Especially in the wake of recent scandals emerging from Jack Abramoff, Duke Cunningham, and William Jefferson, to name just a few, Americans have become tragically accustomed to a certain background level of sleaze from the average politician.
But Barack Obama is hardly an average politician; his youth, Washington outsider status, and stirring rhetoric have defined his candidacy as being dedicated to hope, moral consciousness, and a shift away from beltway politics as usual. There are certainly many upsides to these associations, but a notable downside is that some commentators are surprised and disappointed when he stoops to politics as usual. Thus he attracts coverage and criticism for actions that likely wouldn’t raise eyebrows coming from one of the other candidates.
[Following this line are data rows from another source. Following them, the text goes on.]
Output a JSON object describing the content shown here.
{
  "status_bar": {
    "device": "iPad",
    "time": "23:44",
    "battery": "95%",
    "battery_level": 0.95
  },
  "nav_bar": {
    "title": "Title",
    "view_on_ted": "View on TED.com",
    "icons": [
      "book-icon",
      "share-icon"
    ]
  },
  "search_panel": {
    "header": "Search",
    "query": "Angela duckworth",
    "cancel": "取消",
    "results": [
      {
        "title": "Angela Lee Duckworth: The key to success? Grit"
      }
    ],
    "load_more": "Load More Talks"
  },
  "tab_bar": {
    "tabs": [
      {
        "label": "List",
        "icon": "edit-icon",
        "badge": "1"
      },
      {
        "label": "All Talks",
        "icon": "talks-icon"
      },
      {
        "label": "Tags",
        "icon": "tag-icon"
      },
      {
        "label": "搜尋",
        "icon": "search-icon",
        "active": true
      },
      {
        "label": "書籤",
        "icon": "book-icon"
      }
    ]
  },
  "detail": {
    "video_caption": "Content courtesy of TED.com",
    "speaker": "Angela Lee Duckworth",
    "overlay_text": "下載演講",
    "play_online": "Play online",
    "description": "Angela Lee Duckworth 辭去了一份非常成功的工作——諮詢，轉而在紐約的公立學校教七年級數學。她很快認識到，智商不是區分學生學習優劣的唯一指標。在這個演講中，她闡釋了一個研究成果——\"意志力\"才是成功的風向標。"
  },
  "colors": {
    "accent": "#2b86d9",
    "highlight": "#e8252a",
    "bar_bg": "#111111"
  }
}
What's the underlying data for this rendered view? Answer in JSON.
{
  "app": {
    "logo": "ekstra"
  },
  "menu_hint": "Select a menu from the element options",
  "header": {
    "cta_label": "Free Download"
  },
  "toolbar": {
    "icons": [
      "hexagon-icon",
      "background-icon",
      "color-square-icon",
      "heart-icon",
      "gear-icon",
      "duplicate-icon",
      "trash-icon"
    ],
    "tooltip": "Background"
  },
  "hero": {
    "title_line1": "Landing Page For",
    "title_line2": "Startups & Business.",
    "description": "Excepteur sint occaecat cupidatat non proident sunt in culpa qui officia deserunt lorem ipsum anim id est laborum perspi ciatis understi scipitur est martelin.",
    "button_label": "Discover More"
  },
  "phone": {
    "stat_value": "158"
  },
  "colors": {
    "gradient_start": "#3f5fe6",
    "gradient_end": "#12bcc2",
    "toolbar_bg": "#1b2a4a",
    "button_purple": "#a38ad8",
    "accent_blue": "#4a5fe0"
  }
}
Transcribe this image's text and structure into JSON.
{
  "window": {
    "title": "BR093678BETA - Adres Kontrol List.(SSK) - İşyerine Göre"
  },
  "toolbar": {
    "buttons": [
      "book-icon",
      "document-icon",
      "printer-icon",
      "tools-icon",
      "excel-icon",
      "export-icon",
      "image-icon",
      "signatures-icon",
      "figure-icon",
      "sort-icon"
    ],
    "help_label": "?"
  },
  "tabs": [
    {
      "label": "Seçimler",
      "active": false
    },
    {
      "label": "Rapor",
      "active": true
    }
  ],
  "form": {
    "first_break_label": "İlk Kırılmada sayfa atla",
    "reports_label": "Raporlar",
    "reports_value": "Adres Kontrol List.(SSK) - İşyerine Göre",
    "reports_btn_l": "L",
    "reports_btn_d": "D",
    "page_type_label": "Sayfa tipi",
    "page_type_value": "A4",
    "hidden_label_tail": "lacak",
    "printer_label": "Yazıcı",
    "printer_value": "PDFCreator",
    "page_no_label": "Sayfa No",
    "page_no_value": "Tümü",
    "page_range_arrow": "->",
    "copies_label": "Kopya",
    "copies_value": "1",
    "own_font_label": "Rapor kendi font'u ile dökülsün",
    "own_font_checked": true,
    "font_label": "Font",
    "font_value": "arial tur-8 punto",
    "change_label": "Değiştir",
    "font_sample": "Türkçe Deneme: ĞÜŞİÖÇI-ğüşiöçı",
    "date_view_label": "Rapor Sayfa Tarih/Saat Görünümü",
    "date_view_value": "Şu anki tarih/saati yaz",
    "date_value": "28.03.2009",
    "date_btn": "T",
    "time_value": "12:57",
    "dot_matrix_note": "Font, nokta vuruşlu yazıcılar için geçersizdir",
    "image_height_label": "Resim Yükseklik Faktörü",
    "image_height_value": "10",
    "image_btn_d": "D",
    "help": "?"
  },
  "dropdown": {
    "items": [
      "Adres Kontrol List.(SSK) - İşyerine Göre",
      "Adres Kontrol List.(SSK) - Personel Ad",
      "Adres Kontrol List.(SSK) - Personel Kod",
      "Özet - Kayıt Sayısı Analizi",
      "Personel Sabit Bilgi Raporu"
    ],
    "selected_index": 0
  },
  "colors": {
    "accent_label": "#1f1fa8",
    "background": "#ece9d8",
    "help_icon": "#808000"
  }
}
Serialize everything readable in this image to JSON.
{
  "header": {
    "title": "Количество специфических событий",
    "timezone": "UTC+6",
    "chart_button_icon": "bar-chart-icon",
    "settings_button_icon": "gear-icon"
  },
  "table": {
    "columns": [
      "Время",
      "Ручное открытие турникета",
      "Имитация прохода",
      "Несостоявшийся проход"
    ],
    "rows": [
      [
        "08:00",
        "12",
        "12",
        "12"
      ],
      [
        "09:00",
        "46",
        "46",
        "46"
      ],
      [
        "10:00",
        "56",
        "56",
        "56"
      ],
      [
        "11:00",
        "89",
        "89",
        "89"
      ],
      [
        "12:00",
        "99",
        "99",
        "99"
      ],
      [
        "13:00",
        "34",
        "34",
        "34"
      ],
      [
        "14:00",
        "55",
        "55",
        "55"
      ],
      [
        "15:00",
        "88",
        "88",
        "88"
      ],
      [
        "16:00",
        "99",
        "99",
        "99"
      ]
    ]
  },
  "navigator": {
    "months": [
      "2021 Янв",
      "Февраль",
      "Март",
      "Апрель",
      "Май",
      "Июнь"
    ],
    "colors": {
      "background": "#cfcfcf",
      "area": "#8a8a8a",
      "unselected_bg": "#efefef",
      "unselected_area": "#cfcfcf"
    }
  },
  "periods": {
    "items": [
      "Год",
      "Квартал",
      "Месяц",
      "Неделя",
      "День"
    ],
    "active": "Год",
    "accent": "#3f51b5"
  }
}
That being said, Obama cannot expect to benefit from his unique reputation without attracting unique scrutiny. Several weeks ago, Reality Check covered Obama’s controversial ties to alleged slumlord Tony Rezko. A recent article in the Chicago Tribune further questions Obama’s celebrated commitment to ending corruption and ensuring open government:
‘Obama’s record of local endorsements — one measure of how he has used his nascent political clout — has drawn criticism from those who say it reflects his deference to Chicago’s established political order and runs counter to his public calls for clean government.
In the 2006 Democratic primary, for example, Obama endorsed first-time candidate Alexi Giannoulias for state treasurer despite reports about loans Giannoulias’ family-owned Broadway Bank made to crime figures. Records show Giannoulias and his family had given more than $10,000 to Obama’s campaign, which banked at Broadway.
Obama endorsed former Ald. Dorothy Tillman (3rd), calling her “a very early supporter of my campaign.” Tillman was then under fire for her stewardship of the scandal-plagued Harold Washington Cultural Center, where contracts benefited members of her family.